While not many details are known about their alleged affair, it's rumored that the duo once spent the night together at Bing Crosby's home in Palm Springs, California. Marilyn and JFK never publicly admitted to their time spent together but many biographers agree that Marilyn confided in close friends about the one-night affair. Less than five months later, Marilyn passed away after an accidental overdose and JFK did not face any public repercussions for the rumored affair.
4. Thomas Jefferson
Following the passing of Thomas Jefferson's wife, he is said to have fathered multiple children with Sally Hemings, a slave on his plantation estate in Virginia. At the time, President Jefferson's relationship with a slave would not have been approved and was not something he admitted to publicly. It wasn't until 1998 that DNA evidence confirmed that Thomas was the father of at least one of Sally's children and most likely all six.
Franklin D. Roosevelt is said to have had an affair with a woman named Lucy Mercer Rutherfurd, who worked as his wife Eleanor's social secretary. Their affair reportedly began while Eleanor was out of town for the summer with the couple's children and continued as Lucy worked with FDR during WWI.
Soon after, Eleanor discovered the affair when she found a series of love letters between the two in FDR's suitcase. She offered to divorce him but he declined at the advice of his mother and fear of its impact on his political career. FDR vowed to seize communication and Lucy eventually married and moved elsewhere. Despite his agreement, FDR kept in contact with Lucy and after the death of her husband, secretly met up with her until his passing.
6. Dwight D. Eisenhower
President Dwight D. Eisenhower reportedly had a lengthy affair with his chauffeur, Kay Summersby, who chronicled the events in an autobiography six years after Ike's passing. While biographers often dispute the truth to what was written in Kay's book, President Harry Truman reportedly confirmed the pair's affair. It is said that President Truman told author Merle Miller that in 1945, Ike asked permission from General George Marshall to divorce his wife to marry Kay. However, the pair did not marry and Ike remained married to his wife Mamie until his death.
Warren G. Harding, who was president from 1921 until his death in 1923, reportedly had multiple affairs while he was married to his wife Florence. Before taking office, he is said to have had a romantic relationship with Carrie Fulton Phillips, which was confirmed by love letters acquired by the Library of Congress.
President Harding later connected with Nan Britton, a woman over 30 years his junior who eventually gave birth to President Harding's illegitimate daughter, Elizabeth Ann. While Nan went on to publish a book about her relationship with the president, it wasn't until recently that the affair was able to be confirmed through DNA testing.
8. Grover Cleveland
Before Grover Cleveland was president, he had a romance with a woman named Maria Crofts Halpin. She later claimed Grover was the father of her son but details of exactly what happened after his birth greatly differ. While Grover claimed to have helped place the child with an adoptive family, Maria accused Grover of forcibly taking the child away and then temporarily placing her in an insane asylum. She never regained custody of the child.
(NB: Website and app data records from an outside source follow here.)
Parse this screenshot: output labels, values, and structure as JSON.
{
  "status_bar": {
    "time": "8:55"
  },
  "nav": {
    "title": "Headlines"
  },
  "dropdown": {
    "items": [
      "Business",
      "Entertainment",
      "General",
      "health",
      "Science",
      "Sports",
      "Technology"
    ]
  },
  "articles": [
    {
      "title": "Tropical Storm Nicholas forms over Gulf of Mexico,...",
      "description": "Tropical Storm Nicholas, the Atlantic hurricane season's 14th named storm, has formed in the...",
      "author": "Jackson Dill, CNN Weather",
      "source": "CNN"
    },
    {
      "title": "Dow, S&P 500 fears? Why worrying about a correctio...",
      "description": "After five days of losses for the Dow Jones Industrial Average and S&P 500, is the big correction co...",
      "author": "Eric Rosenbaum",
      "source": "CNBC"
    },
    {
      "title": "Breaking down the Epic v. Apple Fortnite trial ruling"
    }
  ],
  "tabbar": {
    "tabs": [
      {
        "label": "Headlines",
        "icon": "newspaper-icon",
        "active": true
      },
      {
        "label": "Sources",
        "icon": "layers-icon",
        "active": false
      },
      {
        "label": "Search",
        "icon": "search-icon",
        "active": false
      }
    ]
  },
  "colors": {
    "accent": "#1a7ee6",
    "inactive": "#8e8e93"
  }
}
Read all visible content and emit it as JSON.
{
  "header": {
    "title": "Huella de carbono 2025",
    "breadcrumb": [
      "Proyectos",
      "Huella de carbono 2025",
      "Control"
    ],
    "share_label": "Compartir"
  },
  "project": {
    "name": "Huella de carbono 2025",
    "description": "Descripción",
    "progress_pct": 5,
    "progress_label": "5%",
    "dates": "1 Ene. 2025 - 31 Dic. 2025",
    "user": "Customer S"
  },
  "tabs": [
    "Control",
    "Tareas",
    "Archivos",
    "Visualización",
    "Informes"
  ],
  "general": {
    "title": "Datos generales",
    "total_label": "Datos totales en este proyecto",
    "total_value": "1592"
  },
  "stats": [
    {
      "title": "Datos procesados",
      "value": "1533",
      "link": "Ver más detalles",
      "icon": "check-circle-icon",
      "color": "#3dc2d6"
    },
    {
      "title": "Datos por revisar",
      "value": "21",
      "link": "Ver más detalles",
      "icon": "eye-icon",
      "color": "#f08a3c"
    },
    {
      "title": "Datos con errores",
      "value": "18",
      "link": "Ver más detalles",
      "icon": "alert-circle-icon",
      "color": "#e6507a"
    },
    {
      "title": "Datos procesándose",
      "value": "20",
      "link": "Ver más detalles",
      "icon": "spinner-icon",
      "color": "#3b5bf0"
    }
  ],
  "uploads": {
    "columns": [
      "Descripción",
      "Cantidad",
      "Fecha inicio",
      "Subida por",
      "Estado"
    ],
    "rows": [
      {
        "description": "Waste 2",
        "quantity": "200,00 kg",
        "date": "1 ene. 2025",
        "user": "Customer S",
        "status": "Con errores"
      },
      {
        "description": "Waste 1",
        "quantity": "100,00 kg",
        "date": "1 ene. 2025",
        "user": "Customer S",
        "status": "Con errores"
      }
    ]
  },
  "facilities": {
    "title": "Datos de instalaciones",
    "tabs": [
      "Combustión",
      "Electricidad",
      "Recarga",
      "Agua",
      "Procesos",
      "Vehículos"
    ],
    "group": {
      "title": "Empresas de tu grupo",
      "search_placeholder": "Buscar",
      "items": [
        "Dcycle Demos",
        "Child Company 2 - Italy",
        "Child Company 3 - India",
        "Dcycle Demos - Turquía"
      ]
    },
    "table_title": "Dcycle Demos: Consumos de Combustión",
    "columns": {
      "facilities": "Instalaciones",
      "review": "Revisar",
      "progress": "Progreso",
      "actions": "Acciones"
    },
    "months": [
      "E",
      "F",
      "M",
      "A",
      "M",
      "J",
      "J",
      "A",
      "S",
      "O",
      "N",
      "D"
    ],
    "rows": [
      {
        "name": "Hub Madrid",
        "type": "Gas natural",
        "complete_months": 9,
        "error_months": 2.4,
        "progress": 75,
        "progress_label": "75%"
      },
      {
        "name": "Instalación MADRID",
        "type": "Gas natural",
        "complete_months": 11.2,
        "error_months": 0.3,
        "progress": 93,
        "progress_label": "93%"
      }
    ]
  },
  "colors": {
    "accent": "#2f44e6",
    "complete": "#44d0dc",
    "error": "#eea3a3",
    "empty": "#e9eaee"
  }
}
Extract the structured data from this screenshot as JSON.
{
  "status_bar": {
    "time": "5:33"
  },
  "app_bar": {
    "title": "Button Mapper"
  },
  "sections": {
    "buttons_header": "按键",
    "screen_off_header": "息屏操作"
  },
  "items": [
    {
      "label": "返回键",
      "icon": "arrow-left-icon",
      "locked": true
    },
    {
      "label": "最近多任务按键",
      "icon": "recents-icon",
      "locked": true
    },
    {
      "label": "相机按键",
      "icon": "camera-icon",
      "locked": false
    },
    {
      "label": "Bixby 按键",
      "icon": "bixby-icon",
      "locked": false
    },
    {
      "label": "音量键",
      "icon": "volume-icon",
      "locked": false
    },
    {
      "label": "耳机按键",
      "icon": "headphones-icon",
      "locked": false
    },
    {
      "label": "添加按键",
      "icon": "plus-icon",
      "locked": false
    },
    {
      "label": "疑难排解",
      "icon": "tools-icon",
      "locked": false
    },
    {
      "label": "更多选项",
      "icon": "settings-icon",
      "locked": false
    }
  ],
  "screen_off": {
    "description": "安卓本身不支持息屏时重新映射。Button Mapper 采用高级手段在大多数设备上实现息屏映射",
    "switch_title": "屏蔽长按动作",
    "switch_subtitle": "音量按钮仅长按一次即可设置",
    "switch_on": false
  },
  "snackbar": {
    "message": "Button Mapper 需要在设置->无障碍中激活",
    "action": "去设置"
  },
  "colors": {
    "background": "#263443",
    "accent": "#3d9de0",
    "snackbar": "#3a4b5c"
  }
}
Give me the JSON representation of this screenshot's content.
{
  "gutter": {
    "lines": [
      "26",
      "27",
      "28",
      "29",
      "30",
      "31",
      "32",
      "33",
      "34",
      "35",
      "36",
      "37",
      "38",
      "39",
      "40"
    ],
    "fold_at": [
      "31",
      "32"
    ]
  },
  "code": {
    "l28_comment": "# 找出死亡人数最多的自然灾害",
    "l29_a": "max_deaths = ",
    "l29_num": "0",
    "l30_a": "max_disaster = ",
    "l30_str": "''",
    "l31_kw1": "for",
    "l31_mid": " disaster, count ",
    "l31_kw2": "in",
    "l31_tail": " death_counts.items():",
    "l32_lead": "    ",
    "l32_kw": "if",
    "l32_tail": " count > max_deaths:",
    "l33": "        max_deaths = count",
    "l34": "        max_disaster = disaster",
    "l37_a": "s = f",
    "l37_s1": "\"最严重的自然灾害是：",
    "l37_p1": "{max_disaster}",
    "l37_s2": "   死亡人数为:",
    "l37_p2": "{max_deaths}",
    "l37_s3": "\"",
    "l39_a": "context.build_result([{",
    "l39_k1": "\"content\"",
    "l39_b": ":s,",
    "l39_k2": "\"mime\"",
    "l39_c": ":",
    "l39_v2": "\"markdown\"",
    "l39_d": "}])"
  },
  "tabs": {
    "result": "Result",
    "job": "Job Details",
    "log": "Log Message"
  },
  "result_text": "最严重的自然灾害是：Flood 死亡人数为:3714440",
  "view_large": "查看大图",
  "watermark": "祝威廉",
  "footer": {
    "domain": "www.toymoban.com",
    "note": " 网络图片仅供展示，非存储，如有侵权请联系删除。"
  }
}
When Grover then ran for president in 1884, his opponents used his illegitimate child against him with the slogan, "Ma, ma, where's my Pa? Gone to the White House, ha ha ha!" Despite this, he won the presidency and went on to marry the 21-year-old daughter of his best friend, who was 27 years his junior.
9. James Garfield
While James Garfield was serving as a Civil War general, he reportedly had an extramarital affair with a woman named Lucia Calhoun. Although he is said to have later destroyed the many letters he had written to Lucia, they are referenced in his diary. He confessed about the affair to his wife Lucretia who eventually forgave him for the indiscretion.